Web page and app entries
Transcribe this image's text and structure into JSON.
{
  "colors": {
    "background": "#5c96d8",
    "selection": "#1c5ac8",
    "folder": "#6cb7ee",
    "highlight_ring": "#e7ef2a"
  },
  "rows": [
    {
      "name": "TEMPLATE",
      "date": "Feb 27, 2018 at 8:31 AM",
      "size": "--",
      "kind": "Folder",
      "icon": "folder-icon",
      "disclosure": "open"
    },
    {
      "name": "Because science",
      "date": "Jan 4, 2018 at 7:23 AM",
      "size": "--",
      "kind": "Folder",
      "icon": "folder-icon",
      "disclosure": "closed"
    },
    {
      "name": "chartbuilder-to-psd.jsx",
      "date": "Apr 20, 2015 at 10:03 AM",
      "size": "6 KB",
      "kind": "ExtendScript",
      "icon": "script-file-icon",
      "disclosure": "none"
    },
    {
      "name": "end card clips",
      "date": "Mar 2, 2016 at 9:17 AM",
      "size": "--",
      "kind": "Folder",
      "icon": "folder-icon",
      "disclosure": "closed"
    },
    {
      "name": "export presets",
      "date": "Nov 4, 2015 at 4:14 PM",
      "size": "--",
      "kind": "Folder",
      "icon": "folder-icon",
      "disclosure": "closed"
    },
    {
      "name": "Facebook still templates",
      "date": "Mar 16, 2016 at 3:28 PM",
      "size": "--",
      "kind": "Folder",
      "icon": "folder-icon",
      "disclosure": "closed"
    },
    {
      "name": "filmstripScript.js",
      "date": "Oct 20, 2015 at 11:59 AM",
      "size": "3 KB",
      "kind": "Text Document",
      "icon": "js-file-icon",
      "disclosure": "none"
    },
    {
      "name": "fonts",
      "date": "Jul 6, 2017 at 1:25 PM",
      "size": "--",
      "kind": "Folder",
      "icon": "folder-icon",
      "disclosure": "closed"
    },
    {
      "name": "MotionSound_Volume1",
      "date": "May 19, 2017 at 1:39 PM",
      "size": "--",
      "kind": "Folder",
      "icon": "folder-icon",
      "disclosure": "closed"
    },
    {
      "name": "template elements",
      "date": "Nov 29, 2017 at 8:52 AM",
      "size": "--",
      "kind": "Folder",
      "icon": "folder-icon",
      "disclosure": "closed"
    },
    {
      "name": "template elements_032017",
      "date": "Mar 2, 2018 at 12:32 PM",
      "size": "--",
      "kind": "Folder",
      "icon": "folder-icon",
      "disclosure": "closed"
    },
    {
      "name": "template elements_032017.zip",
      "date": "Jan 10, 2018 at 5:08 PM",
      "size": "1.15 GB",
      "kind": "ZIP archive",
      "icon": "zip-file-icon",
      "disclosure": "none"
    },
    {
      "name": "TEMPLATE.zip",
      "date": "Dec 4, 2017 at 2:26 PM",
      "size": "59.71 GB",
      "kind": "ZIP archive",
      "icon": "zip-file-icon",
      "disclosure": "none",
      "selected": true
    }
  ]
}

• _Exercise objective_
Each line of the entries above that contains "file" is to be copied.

• _Answer to the problem_
      "icon": "script-file-icon",
      "icon": "js-file-icon",
      "icon": "zip-file-icon",
      "icon": "zip-file-icon",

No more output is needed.